┌──

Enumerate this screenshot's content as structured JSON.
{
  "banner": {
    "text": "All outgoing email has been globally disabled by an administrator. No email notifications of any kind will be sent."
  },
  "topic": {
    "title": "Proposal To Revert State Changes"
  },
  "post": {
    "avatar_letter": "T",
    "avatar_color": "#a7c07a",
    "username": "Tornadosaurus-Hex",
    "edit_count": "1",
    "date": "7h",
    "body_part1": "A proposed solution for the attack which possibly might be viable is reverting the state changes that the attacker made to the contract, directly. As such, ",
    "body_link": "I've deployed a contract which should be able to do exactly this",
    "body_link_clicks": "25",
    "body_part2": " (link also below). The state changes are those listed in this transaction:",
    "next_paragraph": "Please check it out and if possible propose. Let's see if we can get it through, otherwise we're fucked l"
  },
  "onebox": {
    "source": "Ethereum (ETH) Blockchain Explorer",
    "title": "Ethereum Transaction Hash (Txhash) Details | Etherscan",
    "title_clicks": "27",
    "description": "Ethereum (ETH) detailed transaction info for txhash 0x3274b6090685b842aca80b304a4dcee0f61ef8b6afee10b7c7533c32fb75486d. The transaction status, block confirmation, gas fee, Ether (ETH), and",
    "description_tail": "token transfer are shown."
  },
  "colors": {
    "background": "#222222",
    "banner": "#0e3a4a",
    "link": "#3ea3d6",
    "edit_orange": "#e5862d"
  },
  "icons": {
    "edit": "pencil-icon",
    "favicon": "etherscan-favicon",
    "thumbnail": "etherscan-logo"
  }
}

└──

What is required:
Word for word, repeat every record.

Solution to the exercise:
Enumerate this screenshot's content as structured JSON.
{
  "banner": {
    "text": "All outgoing email has been globally disabled by an administrator. No email notifications of any kind will be sent."
  },
  "topic": {
    "title": "Proposal To Revert State Changes"
  },
  "post": {
    "avatar_letter": "T",
    "avatar_color": "#a7c07a",
    "username": "Tornadosaurus-Hex",
    "edit_count": "1",
    "date": "7h",
    "body_part1": "A proposed solution for the attack which possibly might be viable is reverting the state changes that the attacker made to the contract, directly. As such, ",
    "body_link": "I've deployed a contract which should be able to do exactly this",
    "body_link_clicks": "25",
    "body_part2": " (link also below). The state changes are those listed in this transaction:",
    "next_paragraph": "Please check it out and if possible propose. Let's see if we can get it through, otherwise we're fucked l"
  },
  "onebox": {
    "source": "Ethereum (ETH) Blockchain Explorer",
    "title": "Ethereum Transaction Hash (Txhash) Details | Etherscan",
    "title_clicks": "27",
    "description": "Ethereum (ETH) detailed transaction info for txhash 0x3274b6090685b842aca80b304a4dcee0f61ef8b6afee10b7c7533c32fb75486d. The transaction status, block confirmation, gas fee, Ether (ETH), and",
    "description_tail": "token transfer are shown."
  },
  "colors": {
    "background": "#222222",
    "banner": "#0e3a4a",
    "link": "#3ea3d6",
    "edit_orange": "#e5862d"
  },
  "icons": {
    "edit": "pencil-icon",
    "favicon": "etherscan-favicon",
    "thumbnail": "etherscan-logo"
  }
}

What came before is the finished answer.